Hello everyone,

I was deeply attracted by the Hasse and Siegel's theorems while studying $p$-adic analysis. While reading a paper *B.J. Birch and H.P.F. Swinnerton-Dyer - Notes on elliptic curves. I, Journ. reine u. angewandte Math. 212 (1963), 7-25* the authors emphasize that their central conjecture related to some cubic curves ( more popularly called as elliptic curves ) is based upon the work of Siegel and Tamagawa.

In that paper Peter points out that C.L. Siegel has done some work showing that "densities of rational points on a quadric surface can be expressed in terms of the densities of $p$ -adic points ". I was totally surprized that how can one get an intuition in what the author is pointing to.

More-over the Hasse-principle also tells the same thing. Existence of global solutions can be decided by looking at the local solutions. I can't understand the whole point. Suppose let us take a polynomial $f(x,y)=0$.

So my question is how can you estimate and find the solution set $(x,y)$ to $f$ seeing the solution set $(x^{\prime},y^{\ \prime})$ of $f(x,y)=0 \mod p$ . So I am sure that $(x,y) \neq (x^{\prime},y^{\ \prime})$ in all cases.

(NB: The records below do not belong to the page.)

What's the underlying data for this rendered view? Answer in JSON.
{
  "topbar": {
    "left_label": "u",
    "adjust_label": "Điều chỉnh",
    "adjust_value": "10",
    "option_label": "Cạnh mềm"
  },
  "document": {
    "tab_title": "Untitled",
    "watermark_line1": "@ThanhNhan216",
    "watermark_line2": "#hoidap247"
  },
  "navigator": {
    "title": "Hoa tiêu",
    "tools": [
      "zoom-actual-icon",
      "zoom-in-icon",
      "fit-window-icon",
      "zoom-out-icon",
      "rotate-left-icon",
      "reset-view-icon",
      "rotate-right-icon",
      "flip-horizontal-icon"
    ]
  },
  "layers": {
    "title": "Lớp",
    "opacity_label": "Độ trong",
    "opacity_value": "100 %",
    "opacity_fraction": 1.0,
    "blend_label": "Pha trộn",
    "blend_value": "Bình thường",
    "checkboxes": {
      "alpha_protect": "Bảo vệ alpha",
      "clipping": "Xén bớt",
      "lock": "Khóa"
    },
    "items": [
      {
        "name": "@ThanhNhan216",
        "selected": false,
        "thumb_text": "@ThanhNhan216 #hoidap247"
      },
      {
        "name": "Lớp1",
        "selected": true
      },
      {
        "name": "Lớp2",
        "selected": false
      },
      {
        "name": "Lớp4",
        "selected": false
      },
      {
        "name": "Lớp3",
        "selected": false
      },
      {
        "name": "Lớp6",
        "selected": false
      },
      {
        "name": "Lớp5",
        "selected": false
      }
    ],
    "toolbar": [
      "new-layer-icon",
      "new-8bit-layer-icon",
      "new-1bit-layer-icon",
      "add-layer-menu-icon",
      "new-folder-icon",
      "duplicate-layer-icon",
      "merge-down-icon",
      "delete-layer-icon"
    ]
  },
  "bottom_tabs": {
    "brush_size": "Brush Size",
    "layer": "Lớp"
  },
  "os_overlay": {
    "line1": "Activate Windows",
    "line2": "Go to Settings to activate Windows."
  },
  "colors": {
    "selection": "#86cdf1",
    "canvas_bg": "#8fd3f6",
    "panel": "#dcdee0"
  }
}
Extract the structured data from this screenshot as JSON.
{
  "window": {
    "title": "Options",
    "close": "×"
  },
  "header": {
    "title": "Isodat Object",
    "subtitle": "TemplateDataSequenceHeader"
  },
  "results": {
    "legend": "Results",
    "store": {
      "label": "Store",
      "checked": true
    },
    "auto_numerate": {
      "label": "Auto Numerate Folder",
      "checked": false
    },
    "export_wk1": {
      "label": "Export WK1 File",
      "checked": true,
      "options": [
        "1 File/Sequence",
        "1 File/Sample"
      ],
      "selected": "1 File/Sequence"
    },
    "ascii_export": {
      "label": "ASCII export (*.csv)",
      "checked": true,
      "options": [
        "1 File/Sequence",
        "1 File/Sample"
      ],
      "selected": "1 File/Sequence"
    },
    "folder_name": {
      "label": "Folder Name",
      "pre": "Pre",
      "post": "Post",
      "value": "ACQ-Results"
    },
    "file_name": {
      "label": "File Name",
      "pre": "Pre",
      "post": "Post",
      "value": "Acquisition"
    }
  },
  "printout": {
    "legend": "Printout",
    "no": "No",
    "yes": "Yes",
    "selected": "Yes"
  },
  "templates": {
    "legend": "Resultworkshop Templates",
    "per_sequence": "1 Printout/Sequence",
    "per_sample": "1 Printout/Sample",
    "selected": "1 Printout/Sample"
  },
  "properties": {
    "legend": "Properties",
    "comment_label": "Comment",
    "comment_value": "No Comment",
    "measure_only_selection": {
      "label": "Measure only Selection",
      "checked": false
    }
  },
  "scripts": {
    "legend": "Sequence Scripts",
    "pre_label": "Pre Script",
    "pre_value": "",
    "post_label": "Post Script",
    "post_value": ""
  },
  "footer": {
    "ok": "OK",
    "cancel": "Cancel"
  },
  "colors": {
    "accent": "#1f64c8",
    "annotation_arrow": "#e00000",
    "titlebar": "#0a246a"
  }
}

So are we merging all the obtained local $(x^{\prime},y^{\ \prime})$ solutions and thereby constructing $(x,y)$ ?.

Thank you.